I loved learning about each of these great women, but I have to admit that I have two favorites: Martha Gellhorn, who had a powerful and engaging voice, and led a most interesting life as a war correspondent, and Noor Inayat Kahn, who sadly died during the war. She had been brought up among luxuries and had been given the best education, but when the time came, she was tougher than most. Somehow the vision of this willowy, wispy woman trying to escape the Nazi officials by hoping from roof to roof is endearing. She failed the fake-torture that was part of her training, but standed the real interrogations with more aplomb than many others. I guess I identify with stubborn women who approach the world on their own terms.

I'm conflicted about Hannie Schaft, though. The more I've read about her, the more I've realized that she is a symbol of Resistance in the Netherlands, but I have conflicted feelings about her. Unlike the other heroes included in this book, Schaft's mission was killing dangerous targets, many of whom were civilians affiliated to the Netherlander equivalent of the Nazi Party or collaborationist people (policemen, politicians, whatever). It's true she never went in for unjustified killing and even reported those of the RVV who did, but her role is a stark contrast with the more pacific ones of the rest of the women featured in the book. I'm also uncomfortable with her decision of not reporting herself to the Nazi Party when her parents were captured as hostages and sent to a Concentration Camp. Even though they were unharmed, she really didn't know whether everything would be right at the end. I'm aware that this uneasiness with labeling Hannie Schaft as a hero stems from my pacifist ideology, so it isn't a problem of the book, but mine. And I'm also aware that the Nazis weren't defeated without violence, but I wish it had been so.

All in all, this is a great introductory book that I cannot recommend enough. Unfortunately, my edition (by Spanish publishing house EDAF) was a mess from start to finish. The translation is terribly poor and it gave me the feeling of having been edited way too fast and carelessly. There were lots of repeated/missing words, and mistakes with homophones and similar words, that at times changed the whole meaning of the sentence. I'm sad Jorge Rus and his editor/s did such a poor work - it is a real disservice to a really good book.

Have you read this book? Please, leave a link to your review in the comments and I will link you here!

This book counts for the Nonfiction category of the Reading Outside the Box Challenge 2014 that I'm participating in.

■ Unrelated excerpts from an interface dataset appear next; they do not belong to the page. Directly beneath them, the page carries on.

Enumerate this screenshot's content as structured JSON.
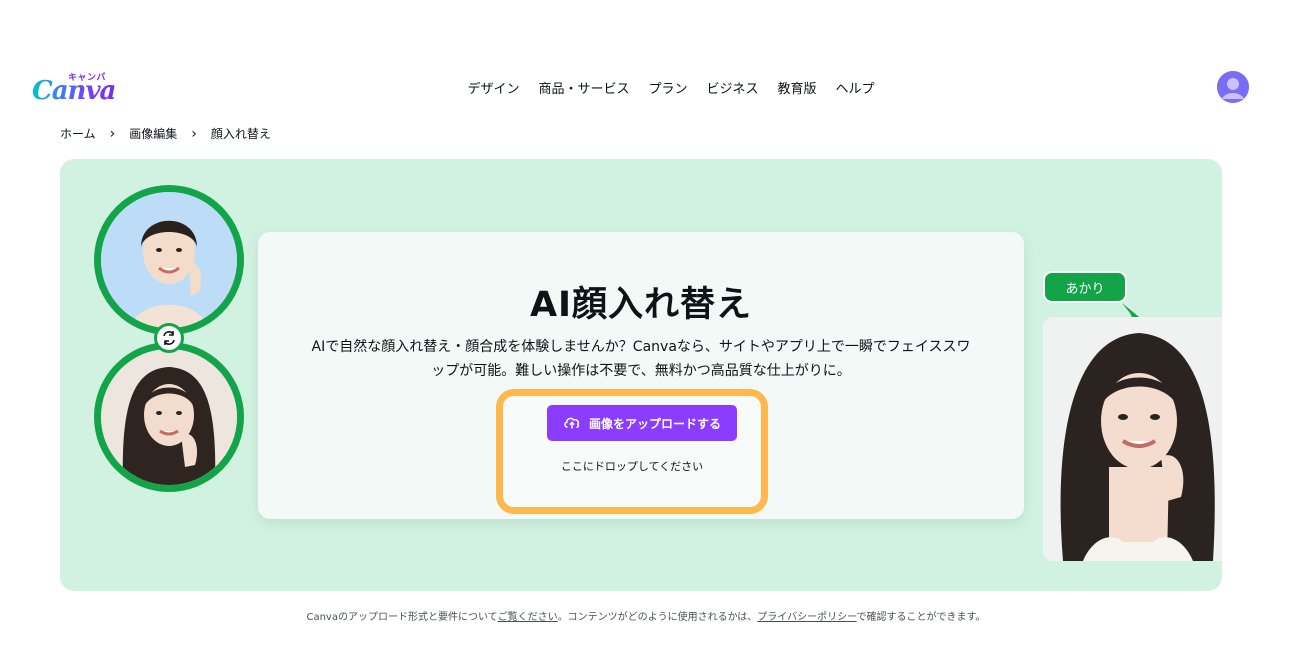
{
  "logo": {
    "main": "Canva",
    "kana": "キャンバ"
  },
  "nav": [
    "デザイン",
    "商品・サービス",
    "プラン",
    "ビジネス",
    "教育版",
    "ヘルプ"
  ],
  "breadcrumb": [
    "ホーム",
    "画像編集",
    "顔入れ替え"
  ],
  "hero": {
    "title": "AI顔入れ替え",
    "description": "AIで自然な顔入れ替え・顔合成を体験しませんか？Canvaなら、サイトやアプリ上で一瞬でフェイススワップが可能。難しい操作は不要で、無料かつ高品質な仕上がりに。",
    "upload_button": "画像をアップロードする",
    "drop_hint": "ここにドロップしてください",
    "name_tag": "あかり"
  },
  "footnote": {
    "part1": "Canvaのアップロード形式と要件について",
    "link1": "ご覧ください",
    "part2": "。コンテンツがどのように使用されるかは、",
    "link2": "プライバシーポリシー",
    "part3": "で確認することができます。"
  },
  "colors": {
    "brand_purple": "#8b3dff",
    "hero_bg": "#d1f2e0",
    "green": "#13a44a",
    "highlight": "#ffb84d"
  },
  "icons": [
    "user-avatar-icon",
    "chevron-right-icon",
    "swap-arrows-icon",
    "cloud-upload-icon"
  ]
}
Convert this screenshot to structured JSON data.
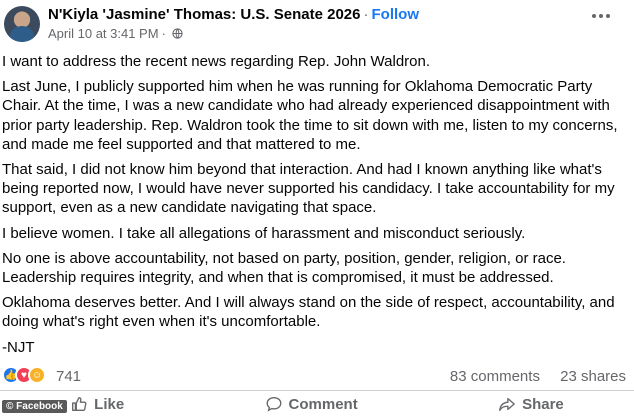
{
  "header": {
    "author": "N'Kiyla 'Jasmine' Thomas: U.S. Senate 2026",
    "separator": "·",
    "follow_label": "Follow",
    "timestamp": "April 10 at 3:41 PM",
    "timestamp_sep": "·",
    "audience_icon": "globe-icon",
    "more_icon": "more-options-icon"
  },
  "post": {
    "paragraphs": [
      "I want to address the recent news regarding Rep. John Waldron.",
      "Last June, I publicly supported him when he was running for Oklahoma Democratic Party Chair. At the time, I was a new candidate who had already experienced disappointment with prior party leadership. Rep. Waldron took the time to sit down with me, listen to my concerns, and made me feel supported and that mattered to me.",
      "That said, I did not know him beyond that interaction. And had I known anything like what's being reported now, I would have never supported his candidacy. I take accountability for my support, even as a new candidate navigating that space.",
      "I believe women. I take all allegations of harassment and misconduct seriously.",
      "No one is above accountability, not based on party, position, gender, religion, or race. Leadership requires integrity, and when that is compromised, it must be addressed.",
      "Oklahoma deserves better. And I will always stand on the side of respect, accountability, and doing what's right even when it's uncomfortable.",
      "-NJT"
    ]
  },
  "reactions": {
    "icons": [
      "like-reaction-icon",
      "love-reaction-icon",
      "care-reaction-icon"
    ],
    "count": "741",
    "comments": "83 comments",
    "shares": "23 shares"
  },
  "actions": {
    "like_label": "Like",
    "comment_label": "Comment",
    "share_label": "Share"
  },
  "watermark": "© Facebook",
  "colors": {
    "accent": "#1877f2",
    "love": "#f33e58",
    "care": "#f7b125",
    "secondary_text": "#65676b"
  }
}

martes, 6 de mayo de 2014

Top Ten Tuesday: Book Covers I'd Frame As Pieces of Art

Top Ten Tuesday is an original weekly meme created at The Broke and the Bookish. Each week they will post a new Top Ten list that anyone can answer. All you have to do is link back to The Broke and the Bookish on your own Top Ten Tuesday post and add it to the Linky widget.

Top Ten Book Covers I'd Frame As Pieces of Art